It is rare when a book this fine enters the world of contemporary American literature. The Boston Globe
Two women share a Mississippi household for fifteen years, rolling out piecrusts and making conversation. Cornelia is rich, white, and pampered, the mistress of the house, who oversees a seemingly perfect world of smooth surfaces and stubborn silence. Tweet, her housekeeper, is a poor, black, world-weary woman with a ghost-ridden past. As the years go by, Cornelia and Tweet each endure moments of uncertainty and despair; each, in her time of need, is rescued by the other.
In the footsteps of Southern writers like Peter Taylor, Eudora Welty, and Flannery O Connor, Ellen Douglas celebrates the resiliency of the human spirit in this story of two women bound by transgression and guilt, memory and illusion, gratitude and love.
Ellen Douglas is not just one of our best Southern novelists. She is one of our best American novelists. The New York Times Book Review
What people are saying - Write a review
LibraryThing ReviewUser Review - cherilove - LibraryThing
The storytelling in the first half of the book was compelling, but it turned into a different book at the midpoint.
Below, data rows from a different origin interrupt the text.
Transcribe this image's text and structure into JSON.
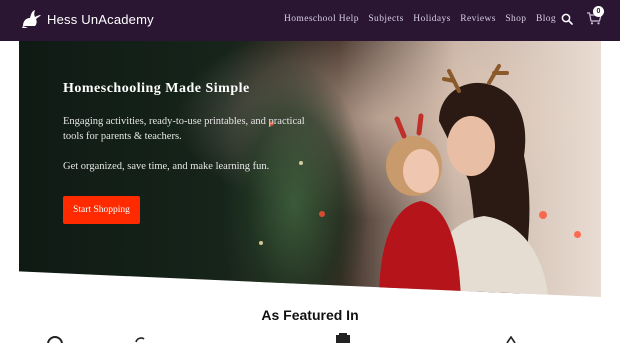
{
  "header": {
    "brand": "Hess UnAcademy",
    "nav": [
      {
        "label": "Homeschool Help"
      },
      {
        "label": "Subjects"
      },
      {
        "label": "Holidays"
      },
      {
        "label": "Reviews"
      },
      {
        "label": "Shop"
      },
      {
        "label": "Blog"
      }
    ],
    "cart_count": "0"
  },
  "hero": {
    "title": "Homeschooling Made Simple",
    "description": "Engaging activities, ready-to-use printables, and practical tools for parents & teachers.",
    "subtext": "Get organized, save time, and make learning fun.",
    "cta_label": "Start Shopping"
  },
  "featured": {
    "heading": "As Featured In"
  },
  "colors": {
    "header_bg": "#2a1533",
    "cta": "#ff2a00"
  },
  "icons": {
    "logo": "rabbit-icon",
    "search": "search-icon",
    "cart": "cart-icon"
  }
}
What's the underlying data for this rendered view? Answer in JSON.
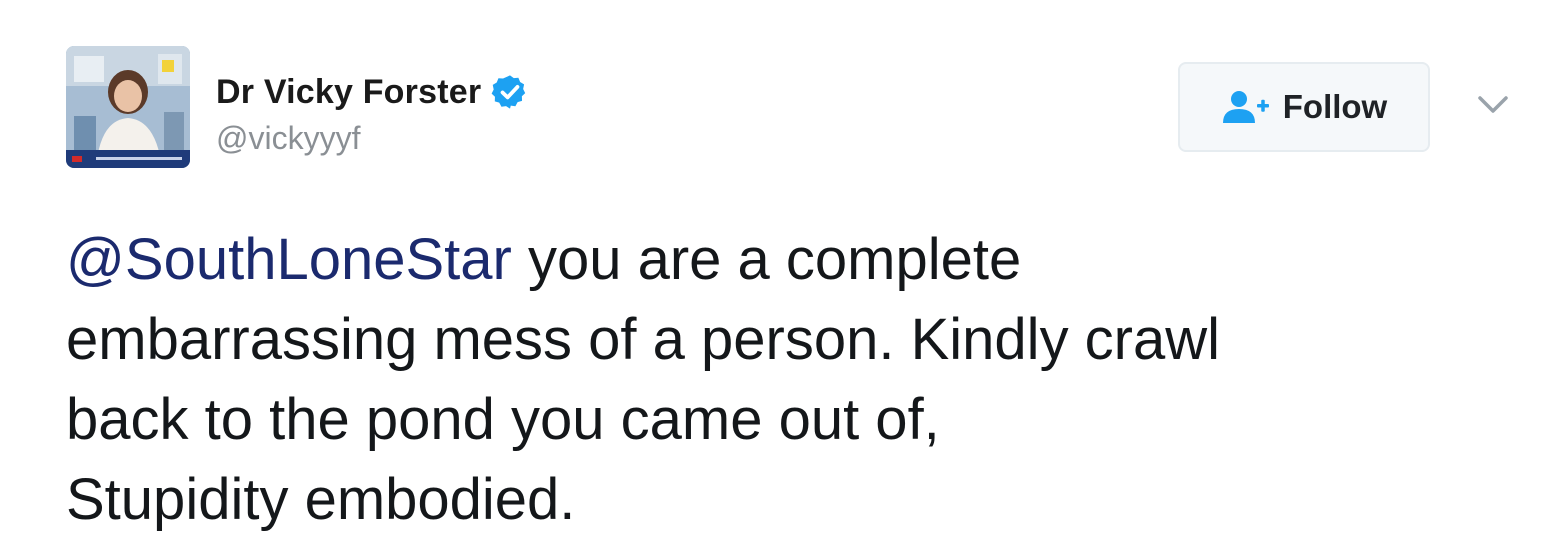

Many literary books are about people who cannot find satisfaction in life, and I've ... Read full review
LibraryThing ReviewUser Review - marient - LibraryThing
The story of two women: Cornelia,rich, white, secure in her love for her husband and their well-ordered home, who conceals her deafness with the skill of an actress: and Tweet (Julia) , her black ... Read full review